Read through the data and report every line in which the word "chevron" occurs.

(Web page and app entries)
•••
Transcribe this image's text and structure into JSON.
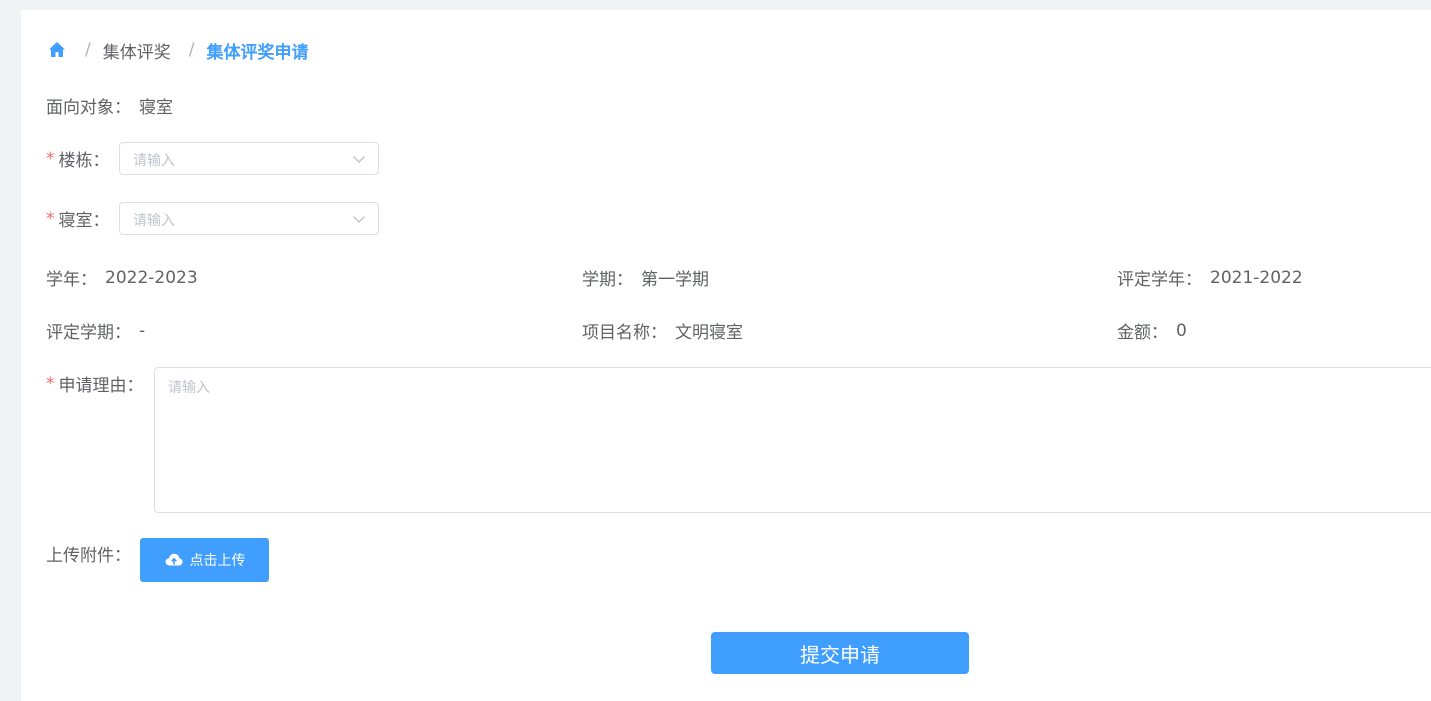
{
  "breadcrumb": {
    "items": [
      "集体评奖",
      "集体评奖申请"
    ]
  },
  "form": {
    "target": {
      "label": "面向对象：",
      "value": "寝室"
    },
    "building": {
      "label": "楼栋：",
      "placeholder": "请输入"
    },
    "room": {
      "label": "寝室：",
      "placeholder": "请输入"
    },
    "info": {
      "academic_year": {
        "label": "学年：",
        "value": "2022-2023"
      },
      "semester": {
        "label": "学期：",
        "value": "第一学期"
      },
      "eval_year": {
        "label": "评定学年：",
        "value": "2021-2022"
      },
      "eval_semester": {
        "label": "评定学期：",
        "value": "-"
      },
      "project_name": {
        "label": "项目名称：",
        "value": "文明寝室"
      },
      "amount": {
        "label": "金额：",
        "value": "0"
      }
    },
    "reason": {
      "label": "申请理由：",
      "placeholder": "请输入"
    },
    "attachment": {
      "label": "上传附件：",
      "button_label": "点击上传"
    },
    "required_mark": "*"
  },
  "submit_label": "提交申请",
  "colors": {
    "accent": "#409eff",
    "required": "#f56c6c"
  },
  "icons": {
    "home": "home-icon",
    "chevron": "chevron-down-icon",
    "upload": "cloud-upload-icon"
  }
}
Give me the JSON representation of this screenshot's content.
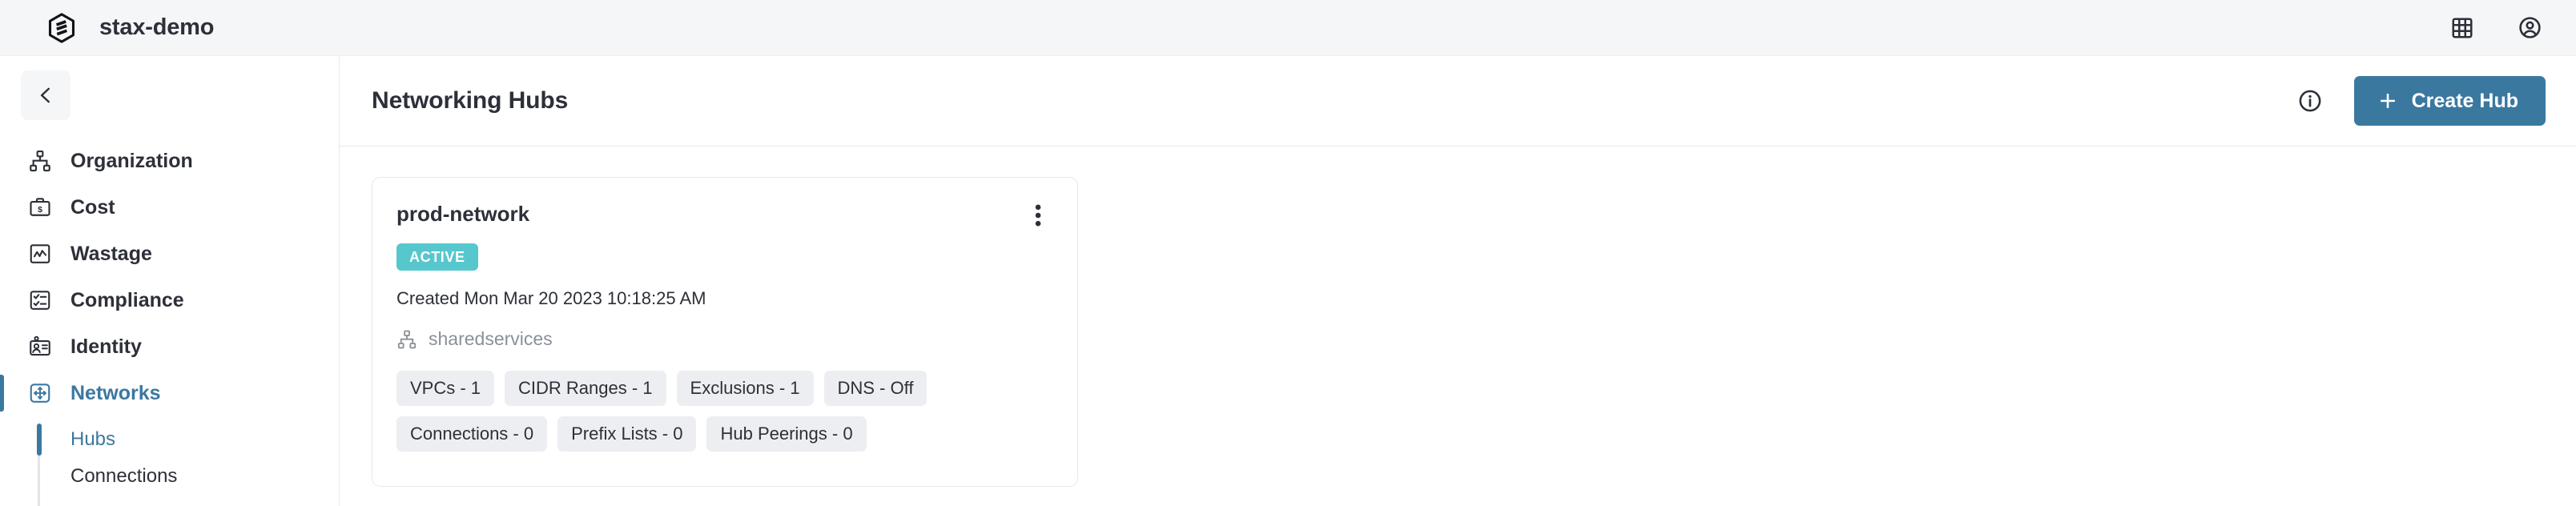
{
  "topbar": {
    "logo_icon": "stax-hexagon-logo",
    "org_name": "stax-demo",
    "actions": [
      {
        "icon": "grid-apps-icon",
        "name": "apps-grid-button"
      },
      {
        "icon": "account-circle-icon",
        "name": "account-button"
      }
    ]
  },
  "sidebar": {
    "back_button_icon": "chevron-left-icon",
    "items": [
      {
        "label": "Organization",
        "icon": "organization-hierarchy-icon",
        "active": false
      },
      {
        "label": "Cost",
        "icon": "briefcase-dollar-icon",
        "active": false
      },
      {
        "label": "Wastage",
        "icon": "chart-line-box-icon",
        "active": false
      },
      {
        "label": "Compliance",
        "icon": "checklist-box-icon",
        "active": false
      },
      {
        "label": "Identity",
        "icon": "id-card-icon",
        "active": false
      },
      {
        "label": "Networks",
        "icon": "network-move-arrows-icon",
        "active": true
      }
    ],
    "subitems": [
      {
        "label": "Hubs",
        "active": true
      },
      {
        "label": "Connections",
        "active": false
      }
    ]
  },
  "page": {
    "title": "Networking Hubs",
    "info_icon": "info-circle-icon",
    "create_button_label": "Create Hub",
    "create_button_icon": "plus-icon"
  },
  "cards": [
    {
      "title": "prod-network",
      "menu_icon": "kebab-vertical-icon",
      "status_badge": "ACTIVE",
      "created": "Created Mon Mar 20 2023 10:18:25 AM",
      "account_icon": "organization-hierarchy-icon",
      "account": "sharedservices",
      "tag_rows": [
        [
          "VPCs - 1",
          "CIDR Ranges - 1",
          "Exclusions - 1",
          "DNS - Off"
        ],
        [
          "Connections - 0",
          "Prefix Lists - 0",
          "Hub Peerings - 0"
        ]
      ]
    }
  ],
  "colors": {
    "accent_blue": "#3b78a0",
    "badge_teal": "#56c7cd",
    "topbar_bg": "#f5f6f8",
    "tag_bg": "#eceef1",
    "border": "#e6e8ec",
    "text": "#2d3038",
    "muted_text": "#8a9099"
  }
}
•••
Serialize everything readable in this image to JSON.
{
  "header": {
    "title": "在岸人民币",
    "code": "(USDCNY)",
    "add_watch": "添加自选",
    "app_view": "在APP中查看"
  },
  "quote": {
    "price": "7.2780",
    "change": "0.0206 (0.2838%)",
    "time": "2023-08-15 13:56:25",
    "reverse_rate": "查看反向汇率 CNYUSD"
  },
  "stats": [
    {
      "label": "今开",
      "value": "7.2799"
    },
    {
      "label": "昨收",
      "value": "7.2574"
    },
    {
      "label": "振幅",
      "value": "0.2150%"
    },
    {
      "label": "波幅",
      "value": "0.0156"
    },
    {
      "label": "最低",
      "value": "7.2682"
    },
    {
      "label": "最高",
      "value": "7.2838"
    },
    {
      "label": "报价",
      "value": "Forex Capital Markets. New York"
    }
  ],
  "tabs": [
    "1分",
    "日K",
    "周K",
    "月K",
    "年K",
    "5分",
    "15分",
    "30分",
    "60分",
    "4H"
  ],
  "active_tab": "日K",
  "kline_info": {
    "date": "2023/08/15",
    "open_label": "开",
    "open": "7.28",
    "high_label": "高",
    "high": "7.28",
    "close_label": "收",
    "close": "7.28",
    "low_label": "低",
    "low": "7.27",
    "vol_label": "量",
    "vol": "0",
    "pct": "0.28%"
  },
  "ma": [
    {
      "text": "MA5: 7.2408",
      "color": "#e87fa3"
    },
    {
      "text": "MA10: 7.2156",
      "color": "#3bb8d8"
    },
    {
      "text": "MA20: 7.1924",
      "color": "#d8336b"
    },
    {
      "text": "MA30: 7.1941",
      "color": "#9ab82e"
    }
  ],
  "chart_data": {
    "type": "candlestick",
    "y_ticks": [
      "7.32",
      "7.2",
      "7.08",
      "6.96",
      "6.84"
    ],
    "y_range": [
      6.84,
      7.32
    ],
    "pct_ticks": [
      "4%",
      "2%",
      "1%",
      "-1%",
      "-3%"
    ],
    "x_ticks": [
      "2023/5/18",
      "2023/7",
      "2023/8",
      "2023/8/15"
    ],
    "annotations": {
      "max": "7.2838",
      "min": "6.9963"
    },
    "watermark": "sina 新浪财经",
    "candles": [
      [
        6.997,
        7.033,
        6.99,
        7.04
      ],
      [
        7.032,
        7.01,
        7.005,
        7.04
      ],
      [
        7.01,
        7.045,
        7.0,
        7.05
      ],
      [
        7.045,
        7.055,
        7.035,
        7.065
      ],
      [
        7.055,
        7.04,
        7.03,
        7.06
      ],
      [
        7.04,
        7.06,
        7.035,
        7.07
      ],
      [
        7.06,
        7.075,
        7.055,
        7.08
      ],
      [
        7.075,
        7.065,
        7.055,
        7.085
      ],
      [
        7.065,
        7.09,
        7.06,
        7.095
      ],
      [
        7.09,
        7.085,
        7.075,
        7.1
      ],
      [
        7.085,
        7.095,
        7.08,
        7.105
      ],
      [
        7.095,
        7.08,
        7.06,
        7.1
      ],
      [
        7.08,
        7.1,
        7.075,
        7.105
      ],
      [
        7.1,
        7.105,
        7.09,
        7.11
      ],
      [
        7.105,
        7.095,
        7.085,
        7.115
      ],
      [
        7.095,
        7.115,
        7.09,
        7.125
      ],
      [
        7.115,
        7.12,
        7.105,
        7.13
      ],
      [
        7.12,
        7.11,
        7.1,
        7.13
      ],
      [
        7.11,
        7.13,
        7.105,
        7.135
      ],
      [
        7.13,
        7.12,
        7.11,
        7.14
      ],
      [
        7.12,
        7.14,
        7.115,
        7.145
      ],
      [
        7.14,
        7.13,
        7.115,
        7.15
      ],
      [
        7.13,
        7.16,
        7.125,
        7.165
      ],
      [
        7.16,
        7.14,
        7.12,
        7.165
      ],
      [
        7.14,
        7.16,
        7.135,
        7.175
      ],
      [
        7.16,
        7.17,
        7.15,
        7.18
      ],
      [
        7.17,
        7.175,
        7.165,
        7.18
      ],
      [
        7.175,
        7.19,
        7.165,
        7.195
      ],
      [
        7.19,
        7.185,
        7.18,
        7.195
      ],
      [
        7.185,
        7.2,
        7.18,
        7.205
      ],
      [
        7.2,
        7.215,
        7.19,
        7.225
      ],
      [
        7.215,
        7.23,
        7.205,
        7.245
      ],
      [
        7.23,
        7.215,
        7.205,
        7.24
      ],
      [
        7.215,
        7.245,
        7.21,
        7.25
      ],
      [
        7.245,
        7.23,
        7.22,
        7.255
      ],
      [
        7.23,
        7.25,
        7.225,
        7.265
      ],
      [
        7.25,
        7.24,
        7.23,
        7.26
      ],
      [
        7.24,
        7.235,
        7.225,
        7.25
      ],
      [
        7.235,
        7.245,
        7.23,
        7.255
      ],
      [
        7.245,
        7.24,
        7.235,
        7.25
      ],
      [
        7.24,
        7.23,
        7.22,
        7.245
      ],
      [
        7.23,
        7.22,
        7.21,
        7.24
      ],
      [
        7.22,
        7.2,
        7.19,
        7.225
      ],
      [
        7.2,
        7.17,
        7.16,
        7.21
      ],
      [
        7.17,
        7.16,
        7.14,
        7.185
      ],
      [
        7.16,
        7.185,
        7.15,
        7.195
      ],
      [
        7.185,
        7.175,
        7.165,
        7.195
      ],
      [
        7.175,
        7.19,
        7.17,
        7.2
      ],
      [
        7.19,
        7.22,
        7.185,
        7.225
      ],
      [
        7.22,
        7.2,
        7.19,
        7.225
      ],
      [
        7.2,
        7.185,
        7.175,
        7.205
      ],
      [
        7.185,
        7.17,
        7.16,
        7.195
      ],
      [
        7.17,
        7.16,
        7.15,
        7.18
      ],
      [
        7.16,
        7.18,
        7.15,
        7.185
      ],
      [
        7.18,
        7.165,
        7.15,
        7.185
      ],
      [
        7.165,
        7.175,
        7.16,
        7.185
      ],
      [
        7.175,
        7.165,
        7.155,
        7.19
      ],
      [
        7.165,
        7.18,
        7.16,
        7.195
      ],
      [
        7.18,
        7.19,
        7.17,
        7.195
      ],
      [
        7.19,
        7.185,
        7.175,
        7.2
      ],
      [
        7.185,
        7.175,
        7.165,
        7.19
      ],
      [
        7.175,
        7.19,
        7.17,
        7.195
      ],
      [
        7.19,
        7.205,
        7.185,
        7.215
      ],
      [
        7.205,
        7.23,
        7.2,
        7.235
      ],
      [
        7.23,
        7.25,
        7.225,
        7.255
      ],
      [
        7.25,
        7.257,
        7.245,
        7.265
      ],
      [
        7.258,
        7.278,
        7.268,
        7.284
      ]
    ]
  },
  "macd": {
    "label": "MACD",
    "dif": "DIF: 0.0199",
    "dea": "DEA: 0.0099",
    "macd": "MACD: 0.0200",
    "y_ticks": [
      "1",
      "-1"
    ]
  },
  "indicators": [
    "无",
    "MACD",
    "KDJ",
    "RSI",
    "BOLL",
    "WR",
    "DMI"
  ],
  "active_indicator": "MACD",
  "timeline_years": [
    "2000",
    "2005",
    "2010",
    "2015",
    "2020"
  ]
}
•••
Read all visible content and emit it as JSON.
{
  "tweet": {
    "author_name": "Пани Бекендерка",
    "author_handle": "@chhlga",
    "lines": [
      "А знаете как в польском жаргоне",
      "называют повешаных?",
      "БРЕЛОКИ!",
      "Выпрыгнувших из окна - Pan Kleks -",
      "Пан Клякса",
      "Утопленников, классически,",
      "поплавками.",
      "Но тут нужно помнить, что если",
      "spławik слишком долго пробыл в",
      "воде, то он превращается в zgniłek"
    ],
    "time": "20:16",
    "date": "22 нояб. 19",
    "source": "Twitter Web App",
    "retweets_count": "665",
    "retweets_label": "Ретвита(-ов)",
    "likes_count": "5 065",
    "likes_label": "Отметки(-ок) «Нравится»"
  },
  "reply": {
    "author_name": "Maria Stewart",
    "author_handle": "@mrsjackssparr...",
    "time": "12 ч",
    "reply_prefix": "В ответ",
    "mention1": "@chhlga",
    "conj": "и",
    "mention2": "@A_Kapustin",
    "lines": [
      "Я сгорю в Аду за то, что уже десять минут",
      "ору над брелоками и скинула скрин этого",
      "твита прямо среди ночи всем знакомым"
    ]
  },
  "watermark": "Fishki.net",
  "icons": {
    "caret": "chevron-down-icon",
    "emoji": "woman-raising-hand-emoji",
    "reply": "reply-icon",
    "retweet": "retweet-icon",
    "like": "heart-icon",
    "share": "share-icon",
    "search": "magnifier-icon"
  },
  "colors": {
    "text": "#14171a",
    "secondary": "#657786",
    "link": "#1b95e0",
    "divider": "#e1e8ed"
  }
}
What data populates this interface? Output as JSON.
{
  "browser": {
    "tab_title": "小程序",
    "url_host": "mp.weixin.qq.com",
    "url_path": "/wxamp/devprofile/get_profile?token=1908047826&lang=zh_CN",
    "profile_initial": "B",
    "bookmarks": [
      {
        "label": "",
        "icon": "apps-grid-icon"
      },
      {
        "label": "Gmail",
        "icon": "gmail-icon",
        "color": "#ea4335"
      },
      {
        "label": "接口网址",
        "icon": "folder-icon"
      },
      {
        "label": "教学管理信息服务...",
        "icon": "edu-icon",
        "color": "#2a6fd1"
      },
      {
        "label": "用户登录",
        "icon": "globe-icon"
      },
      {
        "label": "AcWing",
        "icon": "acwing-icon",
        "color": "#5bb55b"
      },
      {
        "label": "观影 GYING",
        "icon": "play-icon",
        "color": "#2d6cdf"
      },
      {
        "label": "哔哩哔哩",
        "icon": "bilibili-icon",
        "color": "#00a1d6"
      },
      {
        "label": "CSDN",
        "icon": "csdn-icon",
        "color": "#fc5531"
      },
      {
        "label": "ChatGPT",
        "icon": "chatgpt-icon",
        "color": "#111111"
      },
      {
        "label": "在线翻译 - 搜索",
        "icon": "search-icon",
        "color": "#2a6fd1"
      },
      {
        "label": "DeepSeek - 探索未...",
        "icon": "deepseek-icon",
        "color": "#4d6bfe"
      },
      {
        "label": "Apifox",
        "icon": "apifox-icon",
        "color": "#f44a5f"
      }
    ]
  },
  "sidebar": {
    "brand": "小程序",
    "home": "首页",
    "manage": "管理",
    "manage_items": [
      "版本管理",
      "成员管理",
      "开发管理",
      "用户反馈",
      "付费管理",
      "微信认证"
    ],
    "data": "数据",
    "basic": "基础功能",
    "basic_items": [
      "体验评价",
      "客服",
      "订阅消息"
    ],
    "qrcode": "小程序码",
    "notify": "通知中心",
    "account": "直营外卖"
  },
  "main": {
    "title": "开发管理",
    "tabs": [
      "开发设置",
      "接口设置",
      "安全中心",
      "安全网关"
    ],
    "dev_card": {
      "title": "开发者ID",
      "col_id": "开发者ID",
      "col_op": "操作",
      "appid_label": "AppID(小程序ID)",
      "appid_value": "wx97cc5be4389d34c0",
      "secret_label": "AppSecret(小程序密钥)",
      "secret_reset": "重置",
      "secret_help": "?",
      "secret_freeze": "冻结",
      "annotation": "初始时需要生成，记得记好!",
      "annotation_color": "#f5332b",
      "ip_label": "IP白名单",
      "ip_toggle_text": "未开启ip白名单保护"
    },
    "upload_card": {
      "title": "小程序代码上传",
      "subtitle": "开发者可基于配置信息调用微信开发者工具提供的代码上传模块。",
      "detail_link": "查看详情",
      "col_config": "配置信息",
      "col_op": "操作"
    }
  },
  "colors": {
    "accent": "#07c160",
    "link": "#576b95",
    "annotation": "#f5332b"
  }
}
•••
= Answer section =
    "chevron": "chevron-down-icon",
    "back_button_icon": "chevron-left-icon",
    "caret": "chevron-down-icon",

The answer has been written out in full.